### Problem to solve
Check every line of the data below for the string "this", and copy the ones that hold it.

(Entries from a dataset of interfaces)
· · · · ·

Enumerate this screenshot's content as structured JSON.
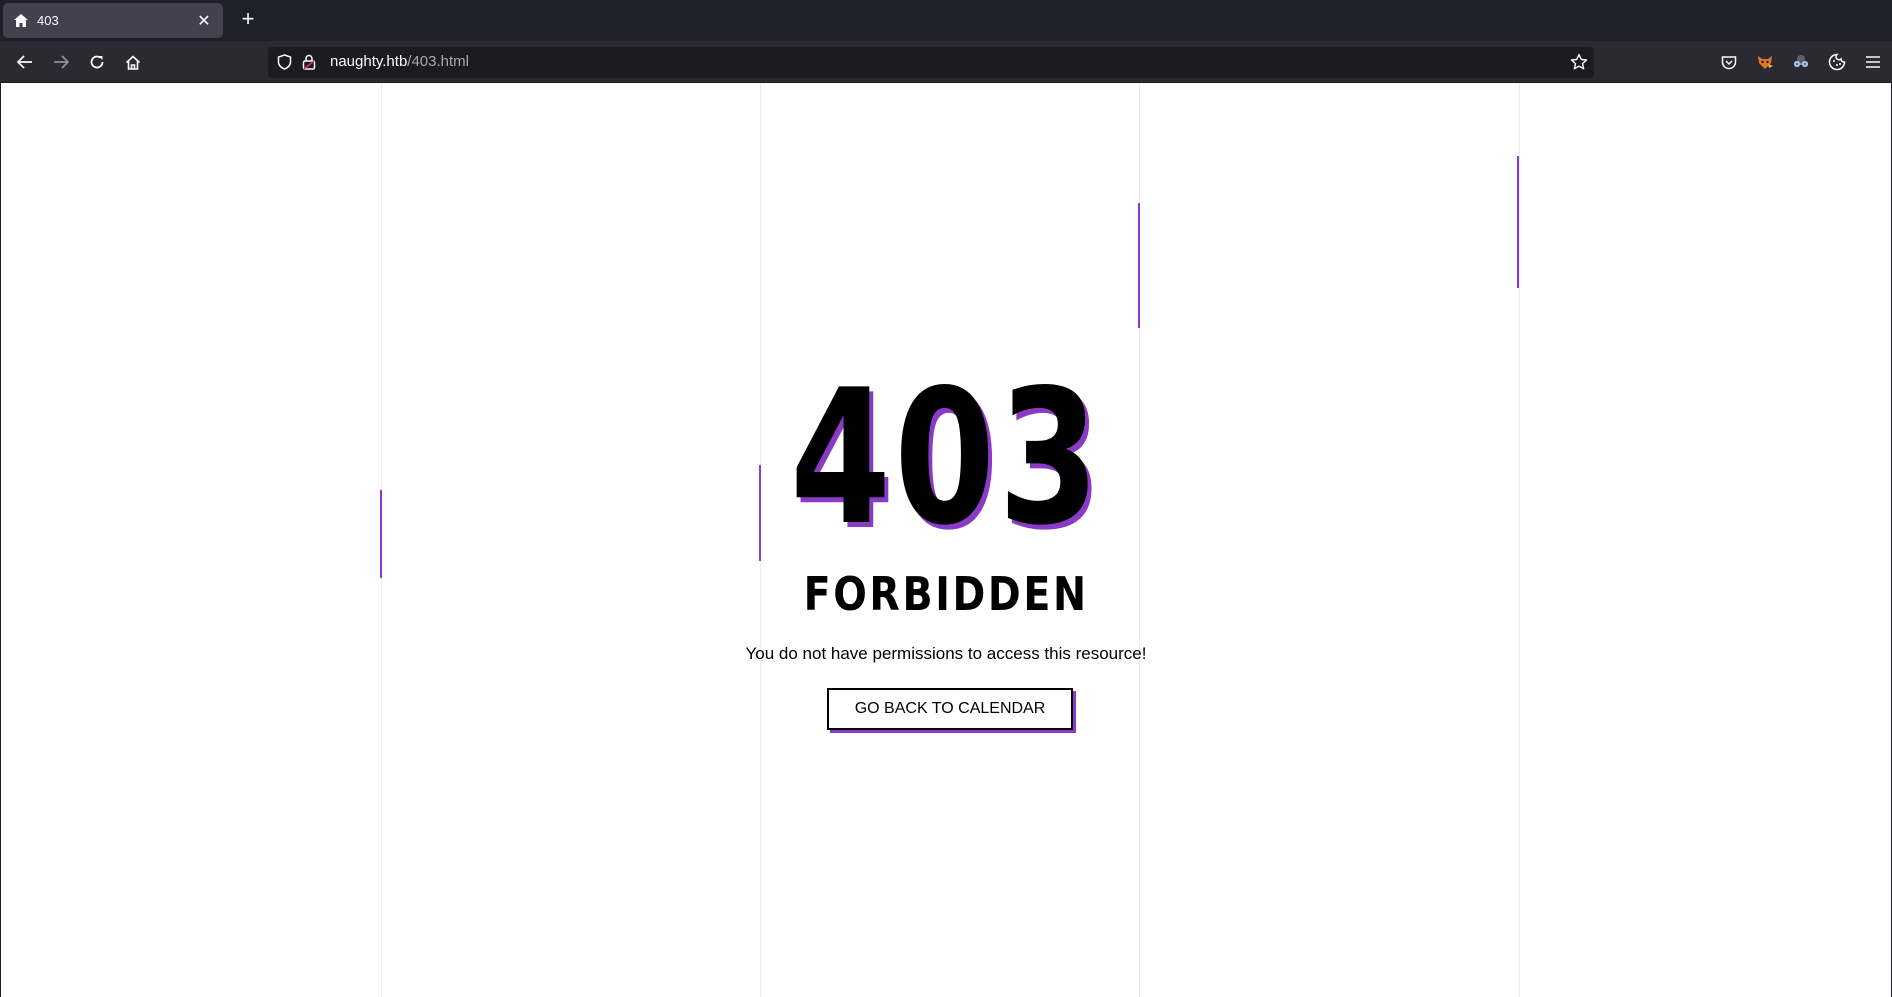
{
  "browser": {
    "tab": {
      "title": "403",
      "favicon": "home-icon"
    },
    "url": {
      "host": "naughty.htb",
      "path": "/403.html"
    },
    "nav_icons": [
      "back-icon",
      "forward-icon",
      "reload-icon",
      "home-icon"
    ],
    "toolbar_icons": [
      "pocket-icon",
      "extension-fox-icon",
      "extension-glasses-icon",
      "extension-cookie-icon",
      "menu-icon"
    ]
  },
  "page": {
    "error_code": "403",
    "error_title": "FORBIDDEN",
    "message": "You do not have permissions to access this resource!",
    "button_label": "GO BACK TO CALENDAR"
  },
  "colors": {
    "accent": "#8a3ac7",
    "text": "#000000",
    "background": "#ffffff"
  }
}
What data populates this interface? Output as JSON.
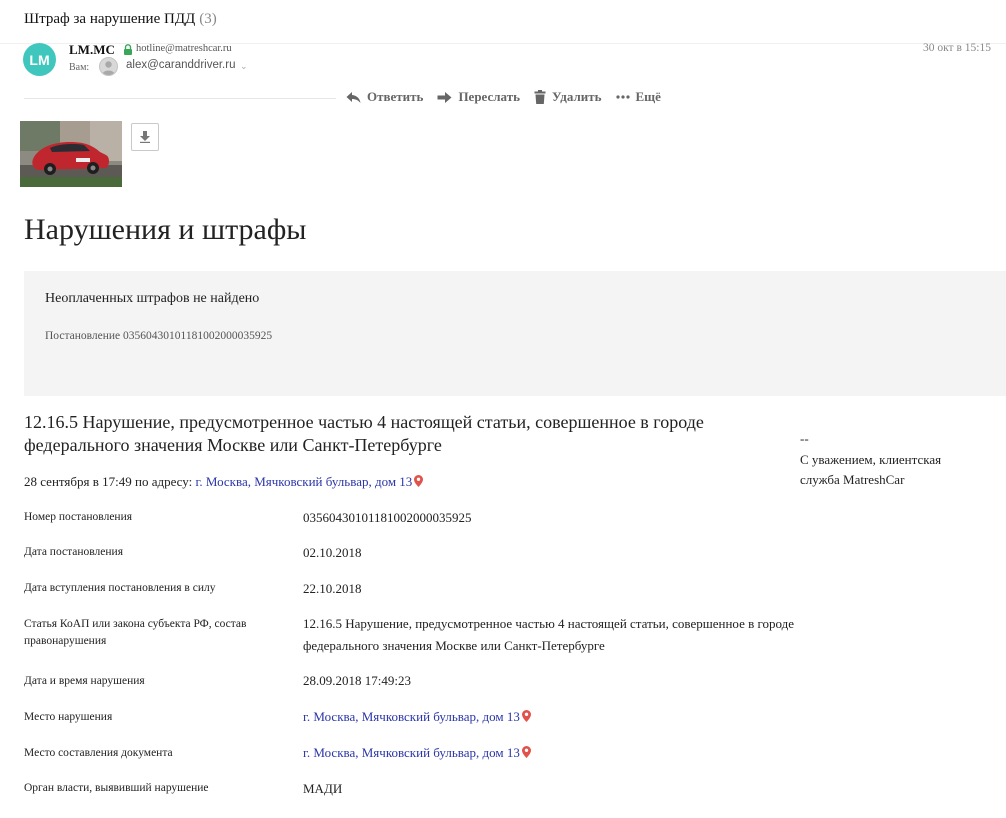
{
  "email": {
    "subject": "Штраф за нарушение ПДД",
    "thread_count": "(3)",
    "date": "30 окт в 15:15",
    "sender": {
      "avatar_initials": "LM",
      "name": "LM.MC",
      "email": "hotline@matreshcar.ru"
    },
    "recipient": {
      "label": "Вам:",
      "email": "alex@caranddriver.ru"
    }
  },
  "actions": {
    "reply": "Ответить",
    "forward": "Переслать",
    "delete": "Удалить",
    "more": "Ещё"
  },
  "content": {
    "title": "Нарушения и штрафы",
    "notice": {
      "title": "Неоплаченных штрафов не найдено",
      "resolution": "Постановление 03560430101181002000035925"
    },
    "violation": {
      "title": "12.16.5 Нарушение, предусмотренное частью 4 настоящей статьи, совершенное в городе федерального значения Москве или Санкт-Петербурге",
      "when_prefix": "28 сентября в 17:49 по адресу:",
      "address": "г. Москва, Мячковский бульвар, дом 13"
    },
    "details": {
      "resolution_number": {
        "label": "Номер постановления",
        "value": "03560430101181002000035925"
      },
      "resolution_date": {
        "label": "Дата постановления",
        "value": "02.10.2018"
      },
      "effective_date": {
        "label": "Дата вступления постановления в силу",
        "value": "22.10.2018"
      },
      "article": {
        "label": "Статья КоАП или закона субъекта РФ, состав правонарушения",
        "value": "12.16.5 Нарушение, предусмотренное частью 4 настоящей статьи, совершенное в городе федерального значения Москве или Санкт-Петербурге"
      },
      "violation_datetime": {
        "label": "Дата и время нарушения",
        "value": "28.09.2018 17:49:23"
      },
      "violation_place": {
        "label": "Место нарушения",
        "value": "г. Москва, Мячковский бульвар, дом 13"
      },
      "document_place": {
        "label": "Место составления документа",
        "value": "г. Москва, Мячковский бульвар, дом 13"
      },
      "authority": {
        "label": "Орган власти, выявивший нарушение",
        "value": "МАДИ"
      }
    },
    "signature": {
      "dash": "--",
      "text": "С уважением, клиентская служба MatreshCar"
    }
  },
  "colors": {
    "avatar": "#3fc7be",
    "link": "#2b36a8",
    "pin": "#e0524a",
    "lock": "#3aa757",
    "notice_background": "#f4f4f5"
  },
  "icons": [
    "lock-icon",
    "reply-icon",
    "forward-icon",
    "trash-icon",
    "more-icon",
    "download-icon",
    "map-pin-icon",
    "chevron-down-icon"
  ]
}
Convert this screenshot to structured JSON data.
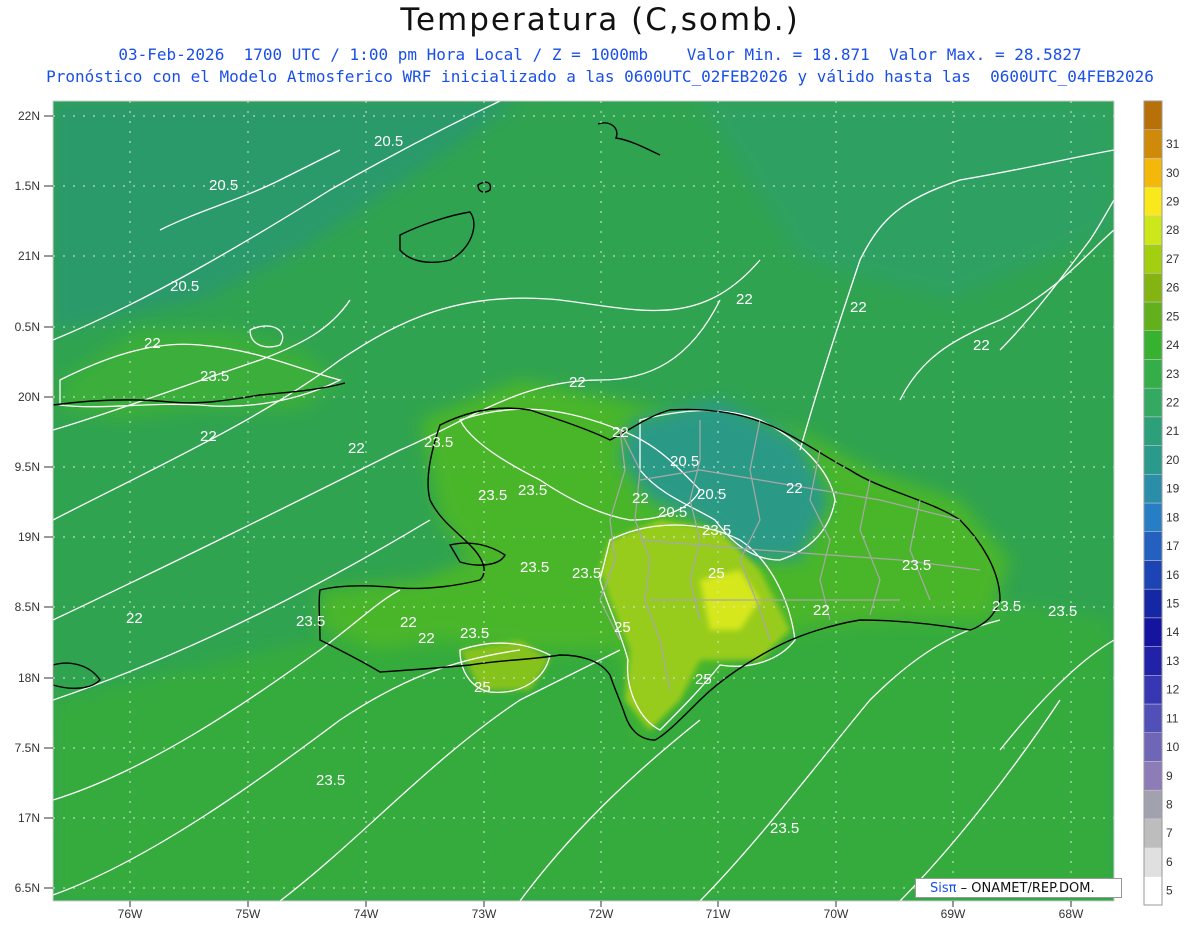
{
  "header": {
    "title": "Temperatura (C,somb.)",
    "subtitle1": "03-Feb-2026  1700 UTC / 1:00 pm Hora Local / Z = 1000mb    Valor Min. = 18.871  Valor Max. = 28.5827",
    "subtitle2": "Pronóstico con el Modelo Atmosferico WRF inicializado a las 0600UTC_02FEB2026 y válido hasta las  0600UTC_04FEB2026"
  },
  "map": {
    "lon_labels": [
      "76W",
      "75W",
      "74W",
      "73W",
      "72W",
      "71W",
      "70W",
      "69W",
      "68W"
    ],
    "lat_labels": [
      "22N",
      "1.5N",
      "21N",
      "0.5N",
      "20N",
      "9.5N",
      "19N",
      "8.5N",
      "18N",
      "7.5N",
      "17N",
      "6.5N"
    ],
    "contour_labels": [
      {
        "text": "20.5"
      },
      {
        "text": "20.5"
      },
      {
        "text": "20.5"
      },
      {
        "text": "22"
      },
      {
        "text": "23.5"
      },
      {
        "text": "22"
      },
      {
        "text": "22"
      },
      {
        "text": "22"
      },
      {
        "text": "22"
      },
      {
        "text": "22"
      },
      {
        "text": "22"
      },
      {
        "text": "23.5"
      },
      {
        "text": "23.5"
      },
      {
        "text": "23.5"
      },
      {
        "text": "22"
      },
      {
        "text": "20.5"
      },
      {
        "text": "20.5"
      },
      {
        "text": "22"
      },
      {
        "text": "20.5"
      },
      {
        "text": "23.5"
      },
      {
        "text": "22"
      },
      {
        "text": "23.5"
      },
      {
        "text": "23.5"
      },
      {
        "text": "25"
      },
      {
        "text": "22"
      },
      {
        "text": "23.5"
      },
      {
        "text": "22"
      },
      {
        "text": "22"
      },
      {
        "text": "23.5"
      },
      {
        "text": "25"
      },
      {
        "text": "25"
      },
      {
        "text": "25"
      },
      {
        "text": "23.5"
      },
      {
        "text": "23.5"
      },
      {
        "text": "23.5"
      },
      {
        "text": "23.5"
      },
      {
        "text": "23.5"
      },
      {
        "text": "22"
      }
    ]
  },
  "colorbar": {
    "labels": [
      "5",
      "6",
      "7",
      "8",
      "9",
      "10",
      "11",
      "12",
      "13",
      "14",
      "15",
      "16",
      "17",
      "18",
      "19",
      "20",
      "21",
      "22",
      "23",
      "24",
      "25",
      "26",
      "27",
      "28",
      "29",
      "30",
      "31"
    ],
    "colors": [
      "#ffffff",
      "#e0e0e0",
      "#bdbdbd",
      "#a2a2ae",
      "#8e7cb8",
      "#6f66b8",
      "#5050b8",
      "#3737b4",
      "#2222a8",
      "#1414a0",
      "#1428a6",
      "#1c44b4",
      "#2460c0",
      "#287ec4",
      "#2a8ea8",
      "#2a9a8c",
      "#2ca07a",
      "#33a962",
      "#34ae48",
      "#36b230",
      "#62b01c",
      "#84b412",
      "#a4ce10",
      "#cce81a",
      "#f8e81c",
      "#f4b80a",
      "#d08a0a",
      "#b87008"
    ]
  },
  "colors": {
    "land_green": "#52b82a",
    "sea_green": "#2fa552",
    "cool_teal": "#2b9a82",
    "warm_yellow": "#bcdc1a",
    "contour": "#ffffff",
    "coast": "#000000",
    "border": "#9a9a9a"
  },
  "credit": {
    "logo": "Sisπ",
    "text": "ONAMET/REP.DOM."
  }
}
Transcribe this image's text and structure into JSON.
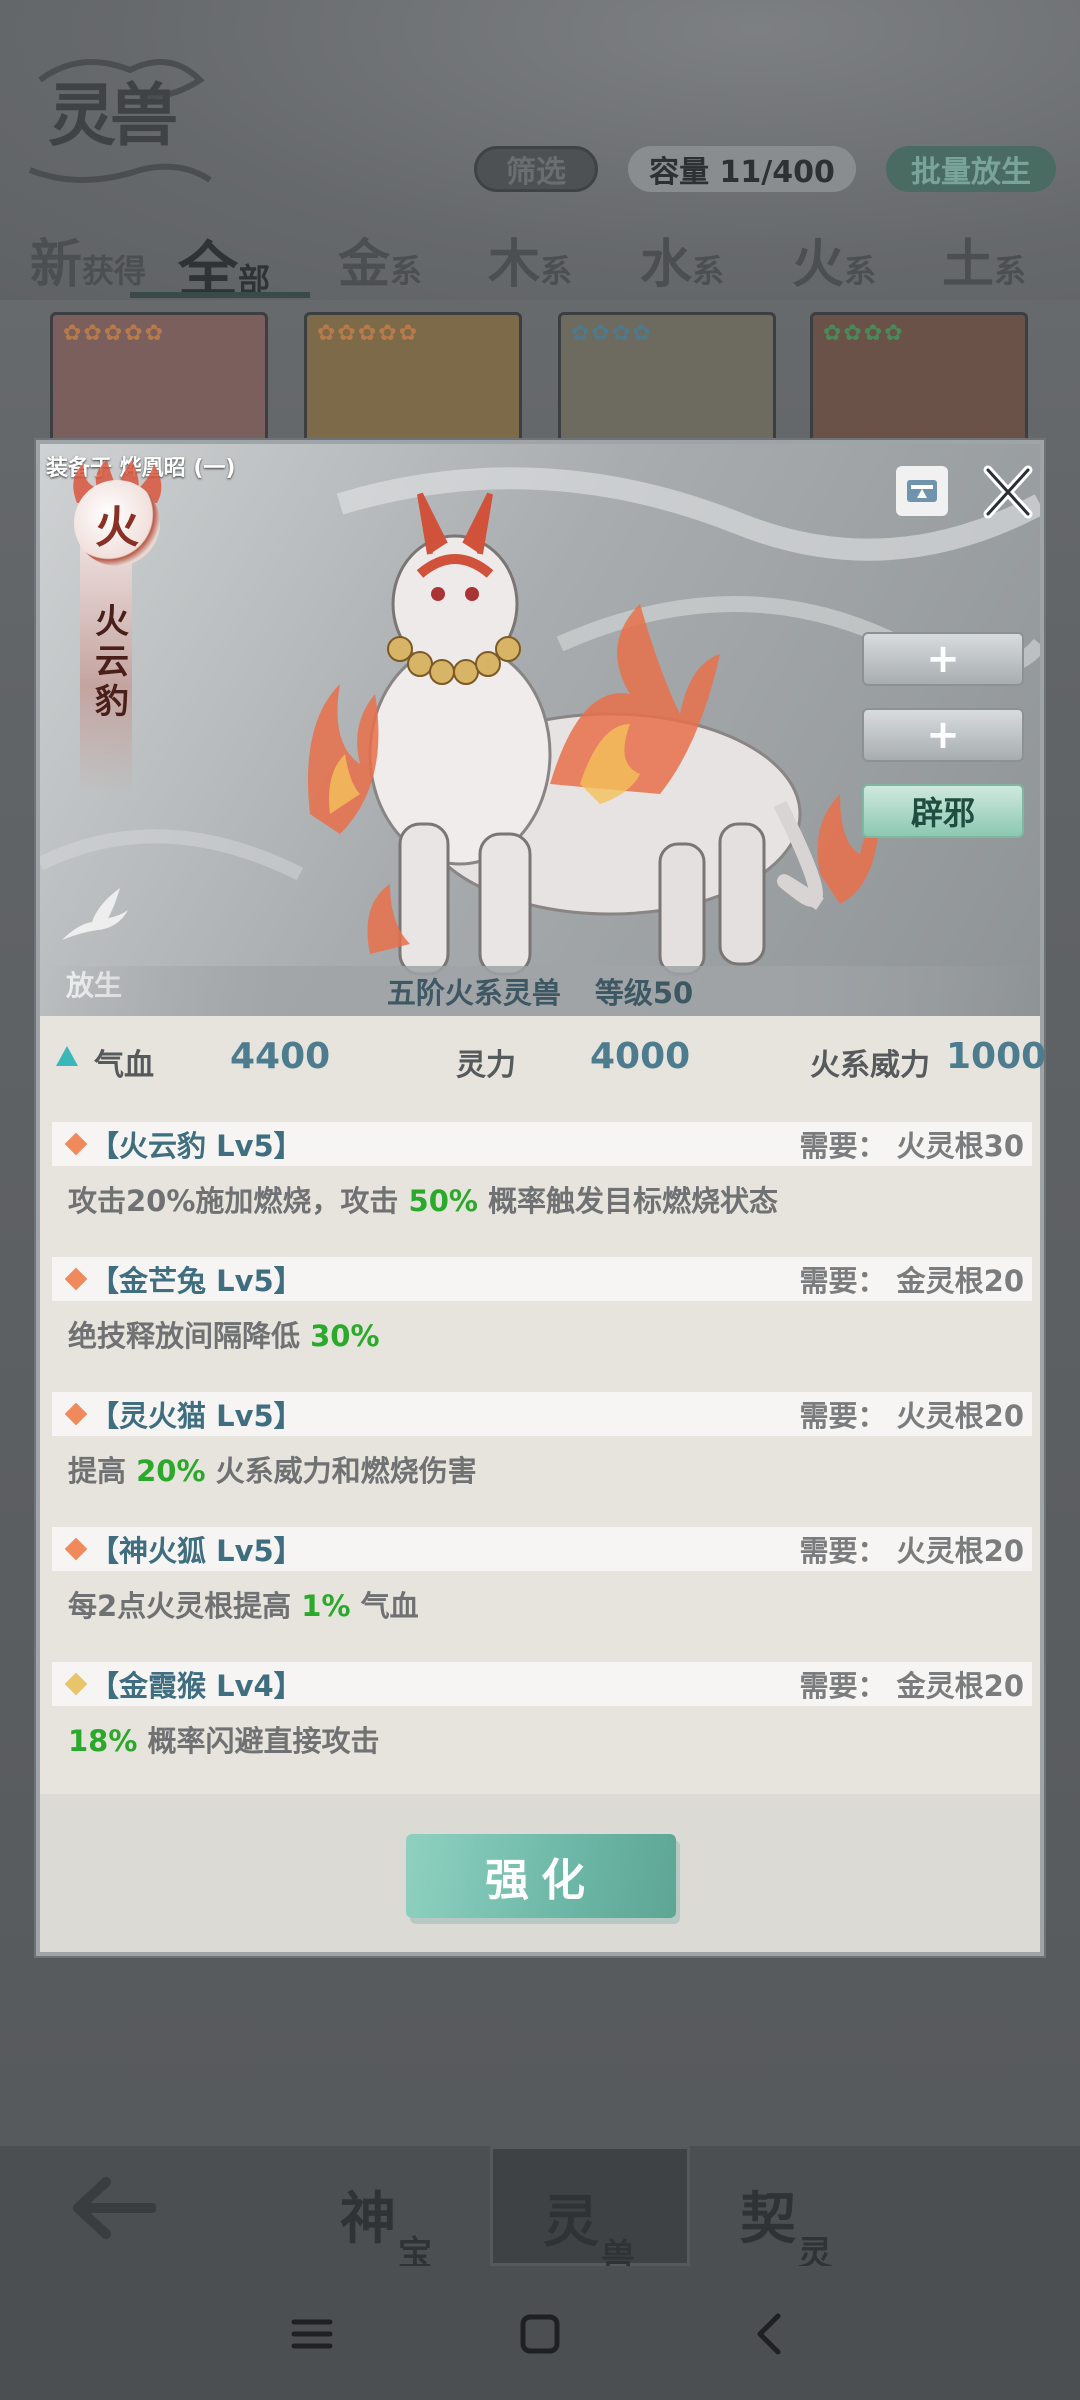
{
  "header": {
    "logo_text": "灵兽",
    "filter_label": "筛选",
    "capacity_label": "容量 11/400",
    "batch_release_label": "批量放生"
  },
  "tabs": [
    {
      "big": "新",
      "small": "获得"
    },
    {
      "big": "全",
      "small": "部"
    },
    {
      "big": "金",
      "small": "系"
    },
    {
      "big": "木",
      "small": "系"
    },
    {
      "big": "水",
      "small": "系"
    },
    {
      "big": "火",
      "small": "系"
    },
    {
      "big": "土",
      "small": "系"
    }
  ],
  "modal": {
    "equipped_label": "装备于 烨凰昭 (一)",
    "element_char": "火",
    "beast_name": "火云豹",
    "release_label": "放生",
    "slots": [
      "+",
      "+",
      "辟邪"
    ],
    "rank_text": "五阶火系灵兽",
    "level_text": "等级50",
    "stats": {
      "hp_label": "气血",
      "hp_value": "4400",
      "spirit_label": "灵力",
      "spirit_value": "4000",
      "fire_label": "火系威力",
      "fire_value": "1000"
    },
    "skills": [
      {
        "title": "【火云豹 Lv5】",
        "req": "需要： 火灵根30",
        "color": "#f08a5d",
        "desc_pre": "攻击20%施加燃烧，攻击 ",
        "desc_hl": "50%",
        "desc_post": " 概率触发目标燃烧状态"
      },
      {
        "title": "【金芒兔 Lv5】",
        "req": "需要： 金灵根20",
        "color": "#f08a5d",
        "desc_pre": "绝技释放间隔降低 ",
        "desc_hl": "30%",
        "desc_post": ""
      },
      {
        "title": "【灵火猫 Lv5】",
        "req": "需要： 火灵根20",
        "color": "#f08a5d",
        "desc_pre": "提高 ",
        "desc_hl": "20%",
        "desc_post": " 火系威力和燃烧伤害"
      },
      {
        "title": "【神火狐 Lv5】",
        "req": "需要： 火灵根20",
        "color": "#f08a5d",
        "desc_pre": "每2点火灵根提高 ",
        "desc_hl": "1%",
        "desc_post": " 气血"
      },
      {
        "title": "【金霞猴 Lv4】",
        "req": "需要： 金灵根20",
        "color": "#e8c46a",
        "desc_pre": "",
        "desc_hl": "18%",
        "desc_post": " 概率闪避直接攻击"
      }
    ],
    "enhance_label": "强化"
  },
  "bottom_nav": [
    {
      "big": "神",
      "small": "宝"
    },
    {
      "big": "灵",
      "small": "兽"
    },
    {
      "big": "契",
      "small": "灵"
    }
  ],
  "icons": {
    "close": "close-icon",
    "collapse": "collapse-icon",
    "release": "dove-icon",
    "back": "back-arrow-icon"
  }
}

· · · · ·

### Your solution
Enumerate this screenshot's content as structured JSON.
    "message": "You do not have permissions to access this resource!",
What data populates this interface? Output as JSON.
Convert this screenshot to structured JSON data.
Transcribe this image's text and structure into JSON.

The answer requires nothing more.